Since the jury acquitted the defendant of the murder charges, this court is without the power to order a new trial on the lesser-included offenses (see People v. Gonzalez, 61 N.Y.2d 633; People v. Beslanovics, supra; People v. Flores, 276 A.D.2d 710). Therefore, the conviction of manslaughter in the first degree must be vacated, without prejudice to the People to re-present any appropriate charges to another Grand Jury.

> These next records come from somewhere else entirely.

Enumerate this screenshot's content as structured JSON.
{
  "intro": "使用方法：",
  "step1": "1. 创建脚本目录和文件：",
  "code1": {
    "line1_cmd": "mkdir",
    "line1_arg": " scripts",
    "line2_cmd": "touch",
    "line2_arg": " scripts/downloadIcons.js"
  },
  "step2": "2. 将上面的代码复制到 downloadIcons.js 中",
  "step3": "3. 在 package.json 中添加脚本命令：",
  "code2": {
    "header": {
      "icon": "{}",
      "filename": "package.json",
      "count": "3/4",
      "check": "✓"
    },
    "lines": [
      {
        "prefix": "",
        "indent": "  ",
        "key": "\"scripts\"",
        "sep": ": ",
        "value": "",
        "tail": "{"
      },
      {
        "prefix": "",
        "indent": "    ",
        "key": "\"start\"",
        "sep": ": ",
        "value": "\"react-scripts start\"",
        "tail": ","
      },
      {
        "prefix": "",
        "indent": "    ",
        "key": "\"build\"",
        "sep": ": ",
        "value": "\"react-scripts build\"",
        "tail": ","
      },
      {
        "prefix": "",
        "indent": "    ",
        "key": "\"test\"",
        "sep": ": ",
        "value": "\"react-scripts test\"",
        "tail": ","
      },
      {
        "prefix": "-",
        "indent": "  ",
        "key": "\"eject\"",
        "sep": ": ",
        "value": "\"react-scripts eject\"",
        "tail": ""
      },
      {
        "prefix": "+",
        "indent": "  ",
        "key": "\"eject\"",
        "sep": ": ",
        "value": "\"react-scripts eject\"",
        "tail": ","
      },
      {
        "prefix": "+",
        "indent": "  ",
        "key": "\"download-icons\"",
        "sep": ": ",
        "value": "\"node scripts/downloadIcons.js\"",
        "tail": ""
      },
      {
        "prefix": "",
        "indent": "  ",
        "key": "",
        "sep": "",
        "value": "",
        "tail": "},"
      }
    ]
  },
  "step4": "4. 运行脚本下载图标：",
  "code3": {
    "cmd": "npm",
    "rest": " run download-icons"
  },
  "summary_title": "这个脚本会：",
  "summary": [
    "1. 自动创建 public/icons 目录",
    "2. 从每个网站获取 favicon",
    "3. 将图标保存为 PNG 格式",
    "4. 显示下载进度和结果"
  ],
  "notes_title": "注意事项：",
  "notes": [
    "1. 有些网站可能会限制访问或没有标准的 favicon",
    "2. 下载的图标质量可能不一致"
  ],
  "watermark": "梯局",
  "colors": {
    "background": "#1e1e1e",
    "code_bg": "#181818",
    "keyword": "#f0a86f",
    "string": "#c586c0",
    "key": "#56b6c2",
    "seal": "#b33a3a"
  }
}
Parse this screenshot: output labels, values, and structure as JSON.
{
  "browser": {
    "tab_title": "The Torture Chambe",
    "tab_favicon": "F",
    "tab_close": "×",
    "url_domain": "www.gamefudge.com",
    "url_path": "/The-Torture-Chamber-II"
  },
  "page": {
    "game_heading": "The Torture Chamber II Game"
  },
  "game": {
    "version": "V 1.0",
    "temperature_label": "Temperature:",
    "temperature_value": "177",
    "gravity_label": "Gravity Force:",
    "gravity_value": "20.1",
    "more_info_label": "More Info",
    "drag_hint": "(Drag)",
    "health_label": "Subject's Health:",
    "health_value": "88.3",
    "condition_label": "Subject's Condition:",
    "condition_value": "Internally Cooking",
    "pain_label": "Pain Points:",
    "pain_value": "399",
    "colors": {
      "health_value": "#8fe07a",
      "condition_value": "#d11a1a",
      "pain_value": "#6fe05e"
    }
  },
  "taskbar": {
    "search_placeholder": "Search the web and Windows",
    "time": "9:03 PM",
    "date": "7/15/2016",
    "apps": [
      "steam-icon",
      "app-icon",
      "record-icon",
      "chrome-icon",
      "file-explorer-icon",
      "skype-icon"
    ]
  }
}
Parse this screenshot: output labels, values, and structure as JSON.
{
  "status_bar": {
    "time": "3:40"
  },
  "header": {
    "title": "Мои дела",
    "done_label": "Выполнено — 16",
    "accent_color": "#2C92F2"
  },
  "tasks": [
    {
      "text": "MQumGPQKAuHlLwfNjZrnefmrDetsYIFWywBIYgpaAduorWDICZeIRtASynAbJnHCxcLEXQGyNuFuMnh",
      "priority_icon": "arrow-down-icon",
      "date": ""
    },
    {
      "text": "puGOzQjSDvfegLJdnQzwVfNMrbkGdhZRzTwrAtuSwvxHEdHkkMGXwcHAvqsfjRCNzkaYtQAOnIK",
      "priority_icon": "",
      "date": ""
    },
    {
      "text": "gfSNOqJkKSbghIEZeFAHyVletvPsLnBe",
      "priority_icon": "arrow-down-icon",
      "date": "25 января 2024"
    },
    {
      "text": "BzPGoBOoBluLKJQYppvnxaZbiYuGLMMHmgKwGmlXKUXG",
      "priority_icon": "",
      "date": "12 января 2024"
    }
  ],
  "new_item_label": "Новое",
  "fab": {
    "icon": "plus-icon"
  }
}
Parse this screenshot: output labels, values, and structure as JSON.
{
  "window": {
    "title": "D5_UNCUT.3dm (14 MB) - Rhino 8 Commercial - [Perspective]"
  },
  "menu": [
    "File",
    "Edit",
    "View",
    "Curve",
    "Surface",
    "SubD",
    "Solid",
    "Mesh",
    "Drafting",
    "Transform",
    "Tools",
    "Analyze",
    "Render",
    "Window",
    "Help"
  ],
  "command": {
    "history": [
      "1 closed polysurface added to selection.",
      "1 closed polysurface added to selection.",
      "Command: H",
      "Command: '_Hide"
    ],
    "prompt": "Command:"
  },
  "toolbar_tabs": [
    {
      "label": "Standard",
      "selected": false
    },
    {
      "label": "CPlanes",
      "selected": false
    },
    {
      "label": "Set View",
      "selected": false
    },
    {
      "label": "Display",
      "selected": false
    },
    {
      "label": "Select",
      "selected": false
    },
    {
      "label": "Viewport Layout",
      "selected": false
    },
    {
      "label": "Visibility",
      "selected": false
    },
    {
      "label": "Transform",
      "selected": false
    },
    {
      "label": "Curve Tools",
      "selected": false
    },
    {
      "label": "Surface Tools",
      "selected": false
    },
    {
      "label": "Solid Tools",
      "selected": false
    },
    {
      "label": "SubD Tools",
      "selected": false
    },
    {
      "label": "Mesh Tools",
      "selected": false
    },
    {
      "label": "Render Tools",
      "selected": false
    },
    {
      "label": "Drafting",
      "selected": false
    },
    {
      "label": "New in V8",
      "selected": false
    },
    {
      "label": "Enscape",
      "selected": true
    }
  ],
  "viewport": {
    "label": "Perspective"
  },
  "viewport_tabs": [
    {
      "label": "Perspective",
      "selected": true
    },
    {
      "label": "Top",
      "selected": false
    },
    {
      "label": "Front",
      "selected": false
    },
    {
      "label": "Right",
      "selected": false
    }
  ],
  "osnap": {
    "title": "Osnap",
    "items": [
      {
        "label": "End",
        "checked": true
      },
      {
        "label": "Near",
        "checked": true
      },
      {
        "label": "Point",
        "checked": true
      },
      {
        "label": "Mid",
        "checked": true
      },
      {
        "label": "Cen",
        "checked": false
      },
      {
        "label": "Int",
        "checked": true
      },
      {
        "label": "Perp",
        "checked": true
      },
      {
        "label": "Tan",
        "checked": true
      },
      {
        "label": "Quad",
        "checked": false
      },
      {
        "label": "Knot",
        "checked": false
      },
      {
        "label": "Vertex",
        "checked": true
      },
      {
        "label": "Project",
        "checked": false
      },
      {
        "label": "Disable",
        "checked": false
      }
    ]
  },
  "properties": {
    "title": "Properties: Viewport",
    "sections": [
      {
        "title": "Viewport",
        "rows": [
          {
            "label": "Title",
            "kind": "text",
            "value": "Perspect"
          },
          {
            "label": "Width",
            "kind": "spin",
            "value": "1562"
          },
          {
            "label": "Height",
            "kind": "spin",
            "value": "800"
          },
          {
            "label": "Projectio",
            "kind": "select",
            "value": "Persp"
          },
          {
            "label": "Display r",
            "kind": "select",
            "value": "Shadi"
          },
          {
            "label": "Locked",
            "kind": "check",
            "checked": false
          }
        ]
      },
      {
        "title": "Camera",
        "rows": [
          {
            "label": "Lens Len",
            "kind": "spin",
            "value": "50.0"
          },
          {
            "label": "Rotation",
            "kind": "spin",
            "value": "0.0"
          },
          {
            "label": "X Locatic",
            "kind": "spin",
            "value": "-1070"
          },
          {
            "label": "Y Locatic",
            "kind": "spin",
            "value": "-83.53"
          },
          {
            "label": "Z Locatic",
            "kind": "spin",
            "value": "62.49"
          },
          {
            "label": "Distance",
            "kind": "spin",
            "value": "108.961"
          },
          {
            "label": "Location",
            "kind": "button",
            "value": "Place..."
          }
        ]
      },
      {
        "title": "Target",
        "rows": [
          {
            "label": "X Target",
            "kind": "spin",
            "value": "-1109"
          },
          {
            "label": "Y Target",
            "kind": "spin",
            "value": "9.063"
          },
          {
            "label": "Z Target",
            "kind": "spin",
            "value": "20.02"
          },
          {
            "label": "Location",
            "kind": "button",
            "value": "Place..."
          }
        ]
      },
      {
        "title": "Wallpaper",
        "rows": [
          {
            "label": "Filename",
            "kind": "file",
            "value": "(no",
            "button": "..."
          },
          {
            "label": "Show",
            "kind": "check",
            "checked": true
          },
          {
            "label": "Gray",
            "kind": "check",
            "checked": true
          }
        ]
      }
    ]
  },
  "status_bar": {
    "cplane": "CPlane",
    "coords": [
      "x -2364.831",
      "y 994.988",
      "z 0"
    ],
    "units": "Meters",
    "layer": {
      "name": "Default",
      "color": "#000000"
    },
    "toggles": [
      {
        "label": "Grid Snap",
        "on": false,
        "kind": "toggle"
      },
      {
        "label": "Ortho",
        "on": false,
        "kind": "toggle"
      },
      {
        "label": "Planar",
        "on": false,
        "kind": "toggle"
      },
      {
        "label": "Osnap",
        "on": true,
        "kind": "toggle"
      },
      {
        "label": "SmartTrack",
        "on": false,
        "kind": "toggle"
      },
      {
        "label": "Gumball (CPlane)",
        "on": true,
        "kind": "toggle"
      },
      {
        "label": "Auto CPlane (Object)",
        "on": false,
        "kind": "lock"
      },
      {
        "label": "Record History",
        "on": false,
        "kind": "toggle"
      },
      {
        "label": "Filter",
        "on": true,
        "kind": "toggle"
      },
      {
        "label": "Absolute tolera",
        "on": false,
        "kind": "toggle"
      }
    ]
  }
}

The defendant was also deprived of a fair trial by the prosecutor's 31 references to the defendant's highly prejudicial nickname, "Homicide" (see People v. Santiago, 255 A.D.2d 63; People v. Ramos, 139 A.D.2d 775; see also, People v. Allweiss, 48 N.Y.2d 40; People v. Molineux, 168 N.Y. 264; People v. Ross, 227 A.D.2d 651) . In that regard, he was deprived of the effective assistance of counsel by, among other things, his attorney's failure to object to any of these references (see Murray v. Carrier, 477 U.S. 478; United States v. Cronic, 466 U.S. 648; People v. Delarosa, 287 A.D.2d 735; compare People v. Tonge, 93 N.Y.2d 838; People v. Hobot, 84 N.Y.2d 1021; People v. Flores, 84 N.Y.2d 184; People v. Baldi, 54 N.Y.2d 137; People v. Brown, 266 A.D.2d 838). Therefore, the defendant is entitled to a new trial on the count of the indictment charging criminal possession of a weapon in the second degree.
SANTUCCI, J.P., ALTMAN, H. MILLER and COZIER, JJ., concur.